The settlement caps a dramatic couple of weeks in the case. Last weekend, on the two-year anniversary of the discovery of the fraud, Madoff's older son, Mark Madoff, committed suicide in his Manhattan apartment. Only days before Picard had sued both of Madoff's sons and their wives and children.
The two-year anniversary was the deadline for Picard to file claims, and he came in just under the wire with a number of gargantuan suits against Madoff's family and friends as well as against banks he said had aided Madoff's crime or did not do enough to investigate it.
The biggest suit by far asks for $19.6 billion from the owners of an Austrian bank, Bank Medici, and its founder, Sonja Kohn, whom Picard's filing referred to as Madoff's "criminal soul mate."
Picard said Kohn had drawn investors in by advertising her close relationship with Madoff and her operation withdrew hundreds of millions of dollars shortly before the fraud became public.
Lawyers for Kohn and Bank Medici have denied any wrongdoing.
Picard also recently sued JPMorgan Chase & Co., Madoff's primary U.S. bank, asking for $6.4 billion.

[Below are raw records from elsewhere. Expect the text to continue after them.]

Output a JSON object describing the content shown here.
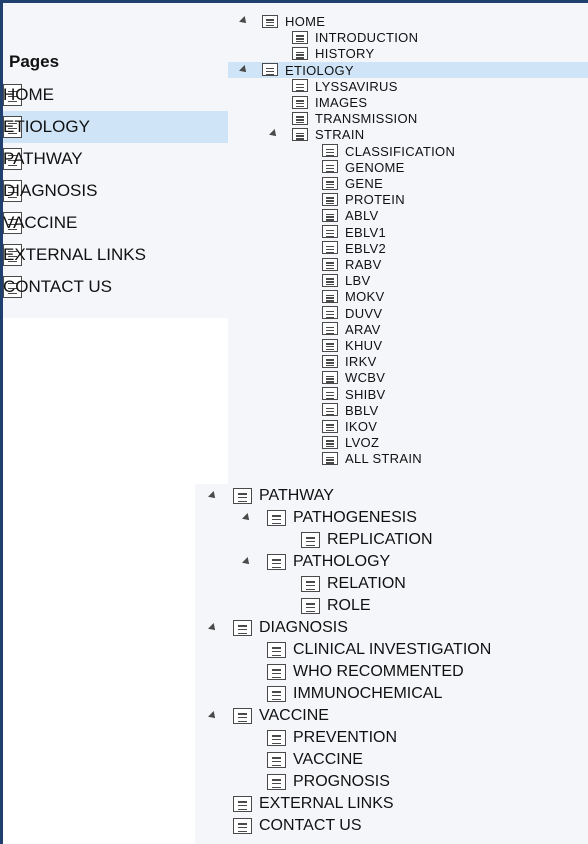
{
  "sidebar": {
    "title": "Pages",
    "items": [
      {
        "label": "HOME",
        "expander": "collapsed",
        "selected": false
      },
      {
        "label": "ETIOLOGY",
        "expander": "collapsed",
        "selected": true
      },
      {
        "label": "PATHWAY",
        "expander": "collapsed",
        "selected": false
      },
      {
        "label": "DIAGNOSIS",
        "expander": "collapsed",
        "selected": false
      },
      {
        "label": "VACCINE",
        "expander": "collapsed",
        "selected": false
      },
      {
        "label": "EXTERNAL LINKS",
        "expander": "none",
        "selected": false
      },
      {
        "label": "CONTACT US",
        "expander": "none",
        "selected": false
      }
    ]
  },
  "tree_top": [
    {
      "label": "HOME",
      "level": 0,
      "expander": "expanded",
      "selected": false
    },
    {
      "label": "INTRODUCTION",
      "level": 1,
      "expander": "none",
      "selected": false
    },
    {
      "label": "HISTORY",
      "level": 1,
      "expander": "none",
      "selected": false
    },
    {
      "label": "ETIOLOGY",
      "level": 0,
      "expander": "expanded",
      "selected": true
    },
    {
      "label": "LYSSAVIRUS",
      "level": 1,
      "expander": "none",
      "selected": false
    },
    {
      "label": "IMAGES",
      "level": 1,
      "expander": "none",
      "selected": false
    },
    {
      "label": "TRANSMISSION",
      "level": 1,
      "expander": "none",
      "selected": false
    },
    {
      "label": "STRAIN",
      "level": 1,
      "expander": "expanded",
      "selected": false
    },
    {
      "label": "CLASSIFICATION",
      "level": 2,
      "expander": "none",
      "selected": false
    },
    {
      "label": "GENOME",
      "level": 2,
      "expander": "none",
      "selected": false
    },
    {
      "label": "GENE",
      "level": 2,
      "expander": "none",
      "selected": false
    },
    {
      "label": "PROTEIN",
      "level": 2,
      "expander": "none",
      "selected": false
    },
    {
      "label": "ABLV",
      "level": 2,
      "expander": "none",
      "selected": false
    },
    {
      "label": "EBLV1",
      "level": 2,
      "expander": "none",
      "selected": false
    },
    {
      "label": "EBLV2",
      "level": 2,
      "expander": "none",
      "selected": false
    },
    {
      "label": "RABV",
      "level": 2,
      "expander": "none",
      "selected": false
    },
    {
      "label": "LBV",
      "level": 2,
      "expander": "none",
      "selected": false
    },
    {
      "label": "MOKV",
      "level": 2,
      "expander": "none",
      "selected": false
    },
    {
      "label": "DUVV",
      "level": 2,
      "expander": "none",
      "selected": false
    },
    {
      "label": "ARAV",
      "level": 2,
      "expander": "none",
      "selected": false
    },
    {
      "label": "KHUV",
      "level": 2,
      "expander": "none",
      "selected": false
    },
    {
      "label": "IRKV",
      "level": 2,
      "expander": "none",
      "selected": false
    },
    {
      "label": "WCBV",
      "level": 2,
      "expander": "none",
      "selected": false
    },
    {
      "label": "SHIBV",
      "level": 2,
      "expander": "none",
      "selected": false
    },
    {
      "label": "BBLV",
      "level": 2,
      "expander": "none",
      "selected": false
    },
    {
      "label": "IKOV",
      "level": 2,
      "expander": "none",
      "selected": false
    },
    {
      "label": "LVOZ",
      "level": 2,
      "expander": "none",
      "selected": false
    },
    {
      "label": "ALL STRAIN",
      "level": 2,
      "expander": "none",
      "selected": false
    }
  ],
  "tree_bottom": [
    {
      "label": "PATHWAY",
      "level": 0,
      "expander": "expanded",
      "selected": false
    },
    {
      "label": "PATHOGENESIS",
      "level": 1,
      "expander": "expanded",
      "selected": false
    },
    {
      "label": "REPLICATION",
      "level": 2,
      "expander": "none",
      "selected": false
    },
    {
      "label": "PATHOLOGY",
      "level": 1,
      "expander": "expanded",
      "selected": false
    },
    {
      "label": "RELATION",
      "level": 2,
      "expander": "none",
      "selected": false
    },
    {
      "label": "ROLE",
      "level": 2,
      "expander": "none",
      "selected": false
    },
    {
      "label": "DIAGNOSIS",
      "level": 0,
      "expander": "expanded",
      "selected": false
    },
    {
      "label": "CLINICAL INVESTIGATION",
      "level": 1,
      "expander": "none",
      "selected": false
    },
    {
      "label": "WHO RECOMMENTED",
      "level": 1,
      "expander": "none",
      "selected": false
    },
    {
      "label": "IMMUNOCHEMICAL",
      "level": 1,
      "expander": "none",
      "selected": false
    },
    {
      "label": "VACCINE",
      "level": 0,
      "expander": "expanded",
      "selected": false
    },
    {
      "label": "PREVENTION",
      "level": 1,
      "expander": "none",
      "selected": false
    },
    {
      "label": "VACCINE",
      "level": 1,
      "expander": "none",
      "selected": false
    },
    {
      "label": "PROGNOSIS",
      "level": 1,
      "expander": "none",
      "selected": false
    },
    {
      "label": "EXTERNAL LINKS",
      "level": 0,
      "expander": "none",
      "selected": false
    },
    {
      "label": "CONTACT US",
      "level": 0,
      "expander": "none",
      "selected": false
    }
  ],
  "colors": {
    "border": "#1f3f6e",
    "panel_bg": "#f4f6f9",
    "selection": "#cfe5f7",
    "text": "#111111"
  }
}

Picard's lead counsel, David Sheehan, said the bank was "thoroughly complicit" in Madoff's fraud and that "Madoff would not have been able to commit this massive Ponzi scheme without this bank."
After the complaint was filed under seal at JPMorgan's request, the bank issued a statement saying "any suggestion that JPMorgan supported Madoff's fraud is utterly baseless and demonstrably false."
One of Madoff's investors who won't benefit from Friday's settlement is Peter Moskowitz, a retired dentist in Corona whose last statement from Madoff said he had $1.15 million in his account. Moskowitz, 67, said he had made withdrawals over the years that exceeded his initial investment, making him ineligible for a recovery.
"I not only won't get anything," Moskowitz said, "I also may be liable to give back what I took out."
Moskowitz said he had considered the money his retirement account. Since it disappeared, he's been living off Social Security and disability benefits.
"I'm very lucky, compared to most," he said. "Many people lost their homes. Some people lost their lives due to the stress."